My first opponent at Shichahai, a smiley kid named Wang, stands eye-level with my chest. On the orders of Coach Chang, we edge up to a nearby table and start rallying. Though rallying couldn’t be less accurate. Wang serves. The ball bounces over the net and hits my side of the table. I strike it with my paddle, it springs over the net, and does not hit his side of the table. It doesn’t hit anything. This must happen 25 times in a row. The physics are all wrong. It’s like instead of a paddle I’m holding a pancake.
I get ushered off to a side table, where an older coach named Zhang is making like a human ball machine. Standing at one end of the table, he draws balls from a bucket and sends them skimming over the net. Each serve travels at the same speed, same angle, same rhythm. A student, hunched over like a wrestler, returns them in perfect metronomic time. All at once ping-pong looks like a sport.
When it’s my turn to rotate in, Zhang begins by correcting my grip. I use the traditional “handshake” hold, same as most Americans, and the paddle hangs loosely in my fingers. I expected to learn the “pen” grip used by many Chinese players (and Americans trying to look cool). No need to switch, Zhang explains, but he moves my thumb in a way that keeps the racket locked against my hand, and bends my wrist sideways to make the paddle an extension of my arm’s line. My forehand stroke now looks like a robot ninja salute.
Coach Zhang serves to me. Using my new stroke, I don’t hit the ball so much as graze it. The ball topspins its way down, the table exerting its own gravitational pull. Zhang serves until the bowl is empty, and another student steps up to drill. “Good!” Zhang says in English, giving a thumbs up. I feel gleeful, if also condescended to by his big English “Good!” But mostly gleeful.

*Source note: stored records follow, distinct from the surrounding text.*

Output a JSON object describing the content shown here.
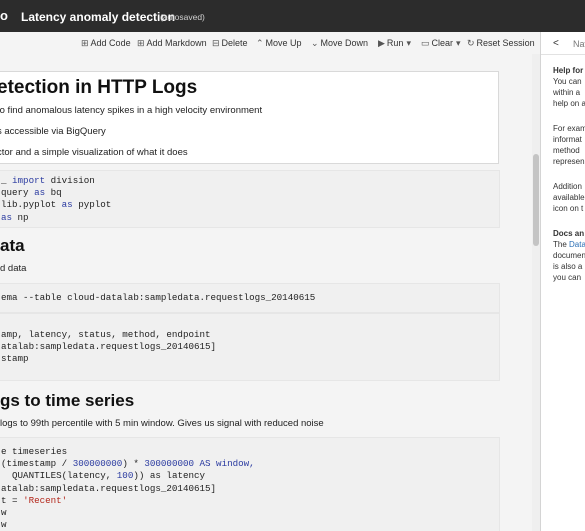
{
  "header": {
    "logo": "o",
    "title": "Latency anomaly detection",
    "autosave": "(autosaved)"
  },
  "toolbar": {
    "add_code": "Add Code",
    "add_markdown": "Add Markdown",
    "delete": "Delete",
    "move_up": "Move Up",
    "move_down": "Move Down",
    "run": "Run",
    "clear": "Clear",
    "reset": "Reset Session"
  },
  "panel": {
    "back": "<",
    "nav": "Nav",
    "lines": [
      {
        "t": "Help for",
        "bold": true
      },
      {
        "t": "You can",
        "bold": false
      },
      {
        "t": "within a",
        "bold": false
      },
      {
        "t": "help on a",
        "bold": false
      },
      {
        "t": "For exam",
        "bold": false
      },
      {
        "t": "informat",
        "bold": false
      },
      {
        "t": "method",
        "bold": false
      },
      {
        "t": "represen",
        "bold": false
      },
      {
        "t": "Addition",
        "bold": false
      },
      {
        "t": "available",
        "bold": false
      },
      {
        "t": "icon on t",
        "bold": false
      },
      {
        "t": "Docs an",
        "bold": true
      },
      {
        "t": "documen",
        "bold": false
      },
      {
        "t": "is also a",
        "bold": false
      },
      {
        "t": "you can",
        "bold": false
      }
    ],
    "the": "The",
    "data_link": "Data"
  },
  "cells": {
    "intro": {
      "heading": "etection in HTTP Logs",
      "line1": "to find anomalous latency spikes in a high velocity environment",
      "line2": "s accessible via BigQuery",
      "line3": "ctor and a simple visualization of what it does"
    },
    "imports": [
      [
        "_ ",
        "import",
        " division"
      ],
      [
        "query ",
        "as",
        " bq"
      ],
      [
        "lib.pyplot ",
        "as",
        " pyplot"
      ],
      [
        "",
        "as",
        " np"
      ]
    ],
    "data_heading": "ata",
    "data_text": "d data",
    "schema_code": "ema --table cloud-datalab:sampledata.requestlogs_20140615",
    "select_code": [
      "amp, latency, status, method, endpoint",
      "atalab:sampledata.requestlogs_20140615]",
      "stamp"
    ],
    "ts_heading": "gs to time series",
    "ts_text": "logs to 99th percentile with 5 min window. Gives us signal with reduced noise",
    "ts_code": {
      "l1": "e timeseries",
      "l2a": "(timestamp / ",
      "l2b": "300000000",
      "l2c": ") * ",
      "l2d": "300000000",
      "l2e": " AS window,",
      "l3a": "  QUANTILES(latency, ",
      "l3b": "100",
      "l3c": ")) as latency",
      "l4": "atalab:sampledata.requestlogs_20140615]",
      "l5a": "t = ",
      "l5b": "'Recent'",
      "l6": "w",
      "l7": "w"
    }
  }
}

The floor is littered with hundreds of balls. Drenched in sweat, I get down on my hands and knees to collect them, and as I crawl an errant shot smacks me in the face. I stand up and prepare for the next lesson. Coach Zhang says we’re doing forehands again. “What about backhand?” I say. “Maybe after another eight or ten classes,” he says. Some of these students have been training since they learned to walk. “No rush.”
As the weeks progress, my classroom humiliations don’t disappear so much as take on subtler forms. I arrive one morning during my second month to find two kids facing the wall. I ask Coach Zhang why. “They were being stupid,” he says. After several minutes, they receive the second part of their punishment: They are forced to drill with me.

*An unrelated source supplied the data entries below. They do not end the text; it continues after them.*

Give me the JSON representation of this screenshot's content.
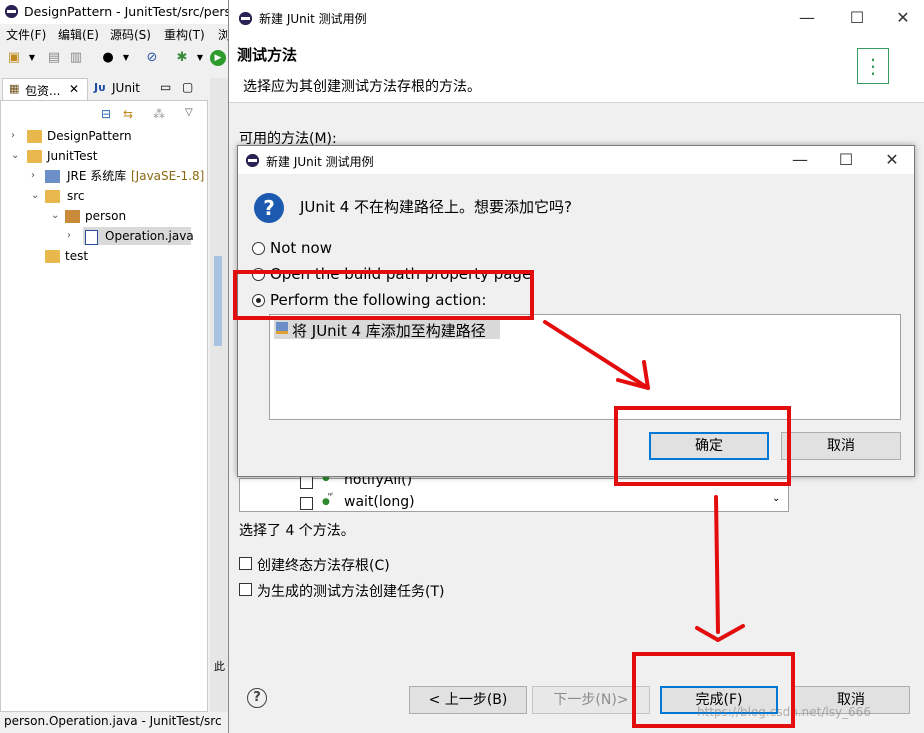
{
  "eclipse": {
    "title": "DesignPattern - JunitTest/src/perso",
    "menu": [
      "文件(F)",
      "编辑(E)",
      "源码(S)",
      "重构(T)",
      "浏"
    ],
    "tabs": {
      "package_explorer": "包资...",
      "junit": "JUnit"
    },
    "tree": {
      "design_pattern": "DesignPattern",
      "junit_test": "JunitTest",
      "jre": "JRE 系统库",
      "jre_version": "[JavaSE-1.8]",
      "src": "src",
      "person": "person",
      "operation": "Operation.java",
      "test": "test"
    },
    "status": "person.Operation.java - JunitTest/src",
    "side_label": "此"
  },
  "wizard": {
    "title": "新建 JUnit 测试用例",
    "banner_title": "测试方法",
    "banner_subtitle": "选择应为其创建测试方法存根的方法。",
    "available_methods_label": "可用的方法(M):",
    "methods": [
      {
        "name": "notifyAll()",
        "checked": false
      },
      {
        "name": "wait(long)",
        "checked": false
      }
    ],
    "selected_count": "选择了 4 个方法。",
    "create_final_stubs": "创建终态方法存根(C)",
    "create_tasks": "为生成的测试方法创建任务(T)",
    "buttons": {
      "back": "< 上一步(B)",
      "next": "下一步(N)>",
      "finish": "完成(F)",
      "cancel": "取消"
    },
    "watermark": "https://blog.csdn.net/lsy_666"
  },
  "popup": {
    "title": "新建 JUnit 测试用例",
    "question": "JUnit 4 不在构建路径上。想要添加它吗?",
    "options": [
      "Not now",
      "Open the build path property page",
      "Perform the following action:"
    ],
    "selected_option": 2,
    "action_item": "将 JUnit 4 库添加至构建路径",
    "buttons": {
      "ok": "确定",
      "cancel": "取消"
    }
  },
  "colors": {
    "annotation": "#e30d0d",
    "focus": "#0078d7",
    "selection": "#cce8ff"
  }
}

Another day, I come to class with a cold. When I line up with the rest of the students, Coach Chang tells me to stand on the other side of the room, lest I contaminate China’s future. Most of the students at Shichahai go on to regular high schools and universities, many of which recruit for ping-pong, but the best ones graduate to Beijing’s youth squad, the Beijing team, and, in a handful of cases, the national team. It’s entirely possible that I’ve been getting wrecked by a future Olympian…